The IZI interviewed 51 children and adolescents between the ages of six and 17 (19 girls and 32 boys) and 22 adult companions who had bought cinema tickets for the 3D film screening of their own accord.

The 3D film experience makes children aware of the limited nature of other filmic representation. The film experience is described as “like in real life” (boy, 12 years old) or “as if it was reality” (boy, 13 years old). If children and adolescents draw their film experience, there is often an object coming out of the screen.

When asked what they expect will be the added value of 3D technology, the expectations of nearly all the respondents are high: that things or people will fly towards them, that the action will seem more real, and that 3D technology will make watching the film more fun. Over a third of informants hope that the 3D technology will make it easier to engage emotionally with the story and to feel as if they are in the film. When asked after the film, the results show that the expectations of several girls and boys had been fulfilled to a certain extent. The 3D technology did make the film more exciting, and almost all who had hoped for this indicated that watching the film in 3D been more fun; they felt it was “more real”.     

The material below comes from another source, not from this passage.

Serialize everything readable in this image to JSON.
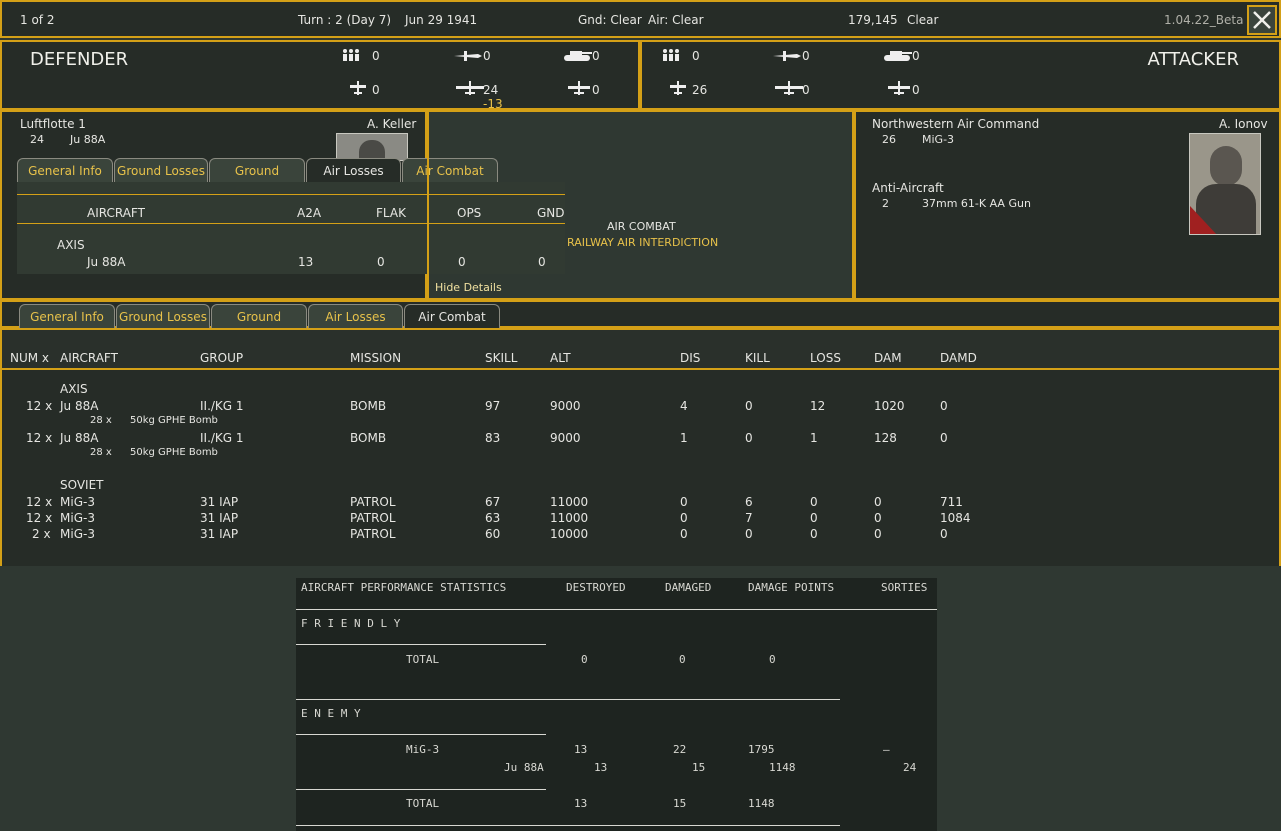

They were disappointed, however, by the objects flying towards them. They had expected more illusion of space. The hope that the 3D technology would perhaps give them “butterflies in my tummy” was only fulfilled for one fifth of the children. Most of those who saw the film Hugo Cabret did have the feeling of “being right in the middle of it”, but most of those who saw John Carter did not. Most of those who saw John Carter did not have their hope fulfilled that the technology would make the film more believable, however expectations were significantly surpassed for those who saw Hugo Cabret. It therefore depends mainly on how the technology is integrated into the narrative. The study provides clear examples of where this is successful and where it is not.

Götz, May; Bulla, Christine: "As if you're right in the middle of the place where the story is happening". How children and adolescents experience stereoscopic 3D technology. TelevIZIon, 26/2013/E, 41-45.